Visible light waves is a form of electromagnetic radio waves including infrared radiation, X-rays, microwaves and ultraviolet radiation. Visible light is usually defined as the wavelength that are visible to most of the human eyes. We can see these waves as the colors of the rainbow where each color includes a different wavelength. Red has the longest wavelength and violet has the shortest one. When all the waves are seen together, they form a white light. When white light comes through the prism, it gets broken into the colors of the visible light spectrum.
EM radiation can be transmitted in waves or particles at different frequencies and wavelengths. This wide variety of wavelengths is known as the electromagnetic spectrum. It is divided into seven areas in decreasing order of wavelength and increasing order of energy and frequency.
Visible light comes under the range of EM spectrum between infrared and ultraviolet having a frequency of about 4 x 10 14 to 8 x 10 14 cycles per second and wavelengths of about 740 nanometers or 2.9 x10 -5 inches to 380nm.
The most important characteristics of visible light is color which is both an inherent property of light and an artifact of the human eye. Our eyes include specialized cells known as cones. These cones acts as a receivers that is tuned to the wavelength of the narrow band of the EM spectrum. Light at the lower end of the visible spectrum has a longer wavelength of about 740 nm. It is seen as red, green in the middle and violet at the upper end of the spectrum having a wavelength of about 380 nm.
Color and Temperature
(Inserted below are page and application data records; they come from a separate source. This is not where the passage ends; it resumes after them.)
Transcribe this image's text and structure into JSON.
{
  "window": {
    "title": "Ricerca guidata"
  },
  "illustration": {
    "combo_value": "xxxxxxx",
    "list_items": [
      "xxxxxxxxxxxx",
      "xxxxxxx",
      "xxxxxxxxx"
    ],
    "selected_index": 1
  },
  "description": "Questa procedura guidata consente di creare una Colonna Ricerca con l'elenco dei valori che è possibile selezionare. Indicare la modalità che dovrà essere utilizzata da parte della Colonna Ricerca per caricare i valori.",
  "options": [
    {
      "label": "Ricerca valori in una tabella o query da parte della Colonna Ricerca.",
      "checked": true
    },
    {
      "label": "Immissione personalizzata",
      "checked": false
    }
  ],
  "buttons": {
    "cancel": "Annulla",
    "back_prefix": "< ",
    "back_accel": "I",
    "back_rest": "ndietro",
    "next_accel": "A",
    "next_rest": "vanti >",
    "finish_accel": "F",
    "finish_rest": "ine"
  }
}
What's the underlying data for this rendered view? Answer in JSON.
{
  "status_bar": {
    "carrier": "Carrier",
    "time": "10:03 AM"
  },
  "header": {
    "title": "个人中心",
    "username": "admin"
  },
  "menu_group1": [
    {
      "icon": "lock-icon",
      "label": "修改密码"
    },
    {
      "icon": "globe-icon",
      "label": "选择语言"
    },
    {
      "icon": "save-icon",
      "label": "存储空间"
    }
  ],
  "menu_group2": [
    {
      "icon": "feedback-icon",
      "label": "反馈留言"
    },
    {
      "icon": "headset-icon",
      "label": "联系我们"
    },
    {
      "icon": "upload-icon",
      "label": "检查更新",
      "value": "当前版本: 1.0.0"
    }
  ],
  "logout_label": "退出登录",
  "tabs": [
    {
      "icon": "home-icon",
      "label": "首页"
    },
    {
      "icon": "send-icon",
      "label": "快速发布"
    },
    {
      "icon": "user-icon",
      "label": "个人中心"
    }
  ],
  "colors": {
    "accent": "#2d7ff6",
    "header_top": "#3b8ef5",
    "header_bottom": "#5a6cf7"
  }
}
As the object gets hotter with the temperature, they radiate energy which is dominated by shorter wavelengths by changing its color before our eyes. For instance, a blow torch turns bluish from reddish as it is adjusted to burn hotter. The sun produces yellow light than any other color as its surface temperature is 5,500°C. If the sun’s surface is cooler, 3,000°C then it would look reddish. If the Sun is hot , 12,000°C then it would look blue.